Our subject of course is rebellious youth, but again the same processes I think are at work. The way in which we respond to rebellious youth is not simply the outcome of our own particular philosophies and beliefs, or our own agencies’ policies. It is also crucially affected by the way in which young people relate to us. I will conclude by illustrating a couple of characteristics of this relationship.

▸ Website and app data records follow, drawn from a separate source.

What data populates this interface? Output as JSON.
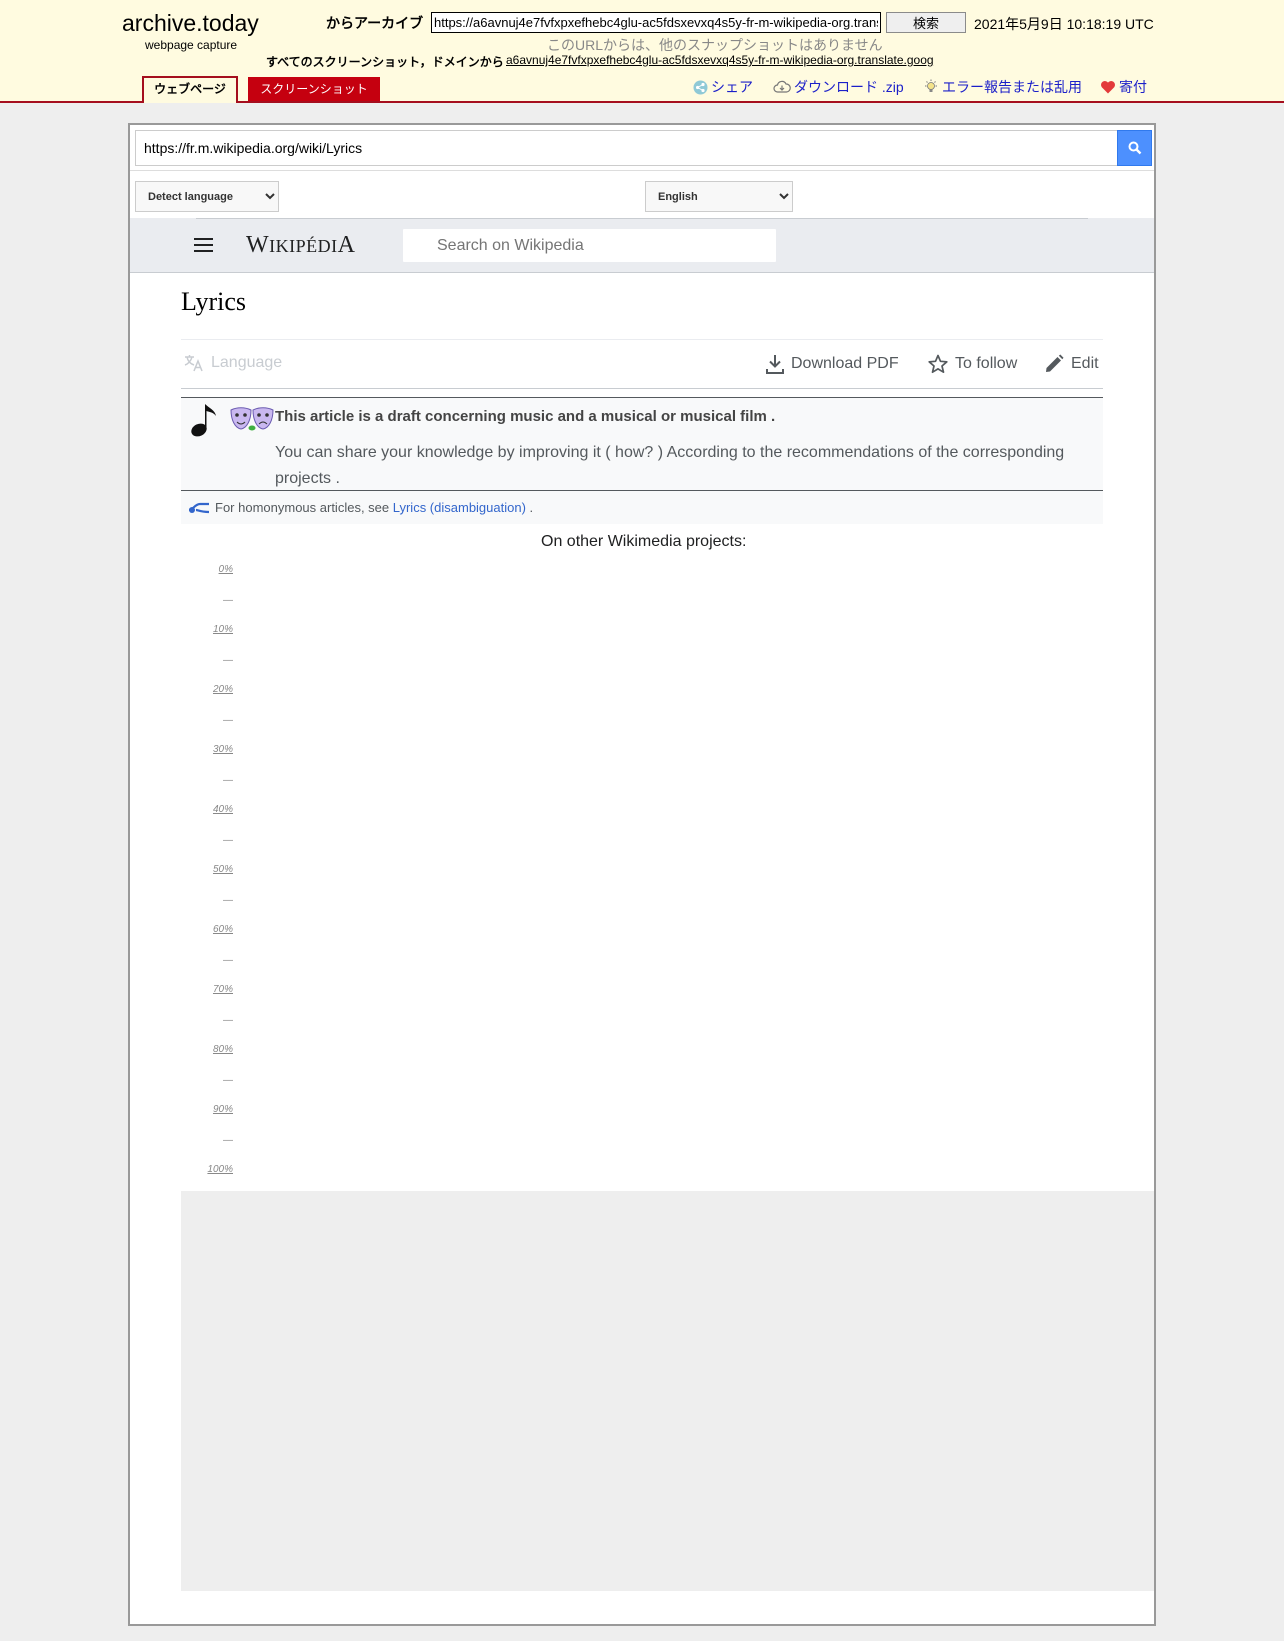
{
  "archive": {
    "logo": "archive.today",
    "logo_sub": "webpage capture",
    "from_label": "からアーカイブ",
    "url_value": "https://a6avnuj4e7fvfxpxefhebc4glu-ac5fdsxevxq4s5y-fr-m-wikipedia-org.translate.goog",
    "search_label": "検索",
    "date": "2021年5月9日 10:18:19 UTC",
    "no_snapshots_note": "このURLからは、他のスナップショットはありません",
    "all_screenshots_label": "すべてのスクリーンショット，ドメインから",
    "domain_link": "a6avnuj4e7fvfxpxefhebc4glu-ac5fdsxevxq4s5y-fr-m-wikipedia-org.translate.goog",
    "tabs": {
      "webpage": "ウェブページ",
      "screenshot": "スクリーンショット"
    },
    "actions": {
      "share": "シェア",
      "download": "ダウンロード .zip",
      "report": "エラー報告または乱用",
      "donate": "寄付"
    },
    "colors": {
      "header_bg": "#fffbe0",
      "accent": "#a50e1e",
      "link": "#1b1fc9"
    }
  },
  "translate": {
    "url_value": "https://fr.m.wikipedia.org/wiki/Lyrics",
    "source_language": "Detect language",
    "target_language": "English"
  },
  "wiki": {
    "logo_parts": {
      "w": "W",
      "ikip": "IKIP",
      "e": "É",
      "di": "DI",
      "a": "A"
    },
    "search_placeholder": "Search on Wikipedia",
    "title": "Lyrics",
    "language_label": "Language",
    "download_pdf_label": "Download PDF",
    "follow_label": "To follow",
    "edit_label": "Edit",
    "draft_title": "This article is a draft concerning music and a musical or musical film .",
    "draft_body": "You can share your knowledge by improving it ( how? ) According to the recommendations of the corresponding projects .",
    "homonymy_prefix": "For homonymous articles, see ",
    "homonymy_link": "Lyrics (disambiguation)",
    "homonymy_suffix": " .",
    "other_projects": "On other Wikimedia projects:",
    "scale_labels": [
      "0%",
      "10%",
      "20%",
      "30%",
      "40%",
      "50%",
      "60%",
      "70%",
      "80%",
      "90%",
      "100%"
    ],
    "scale_tick": "—"
  },
  "icons": {
    "share": "share-icon",
    "download": "cloud-download-icon",
    "report": "bulb-icon",
    "donate": "heart-icon",
    "translate_go": "search-icon",
    "menu": "hamburger-menu-icon",
    "language": "translate-icon",
    "pdf": "download-icon",
    "follow": "star-icon",
    "edit": "pencil-icon",
    "draft_note": "music-note-icon",
    "draft_masks": "theatre-masks-icon",
    "homonymy": "disambiguation-icon"
  }
}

To repeat the obvious, adolescence is a time when young people are trying to discover a secure sense of themselves as people, able to compete in the adult world, with a secure sense of their own personality. The struggle to achieve this involves going through a period of immense confusion as they give up dependence on their parents and the way their parents have helped to define their personality, and try to find something for themselves. Adolescents are particularly good at communicating this confusion that they feel to the authorities with whom they relate. They will often make strenuous efforts to demonstrate that it is the authorities who are confused in order to hide their own uncertainty. One of the especially powerful ways in which this can be achieved is by a mechanism which can be described as splitting. Again in the family setting this is familiar enough. The young person will ask permission of the mother to do something and this permission may be refused. Instead of accepting it, the young person will then go to the father and ask the same question in perhaps a slightly different way, having learnt from the first experience how to make the plea more effectively. The father may react hesitatingly or may take a different view from the mother – chaos ensues, with the parents being then preoccupied with sorting out their differences rather than attending to the real question the young person is asking.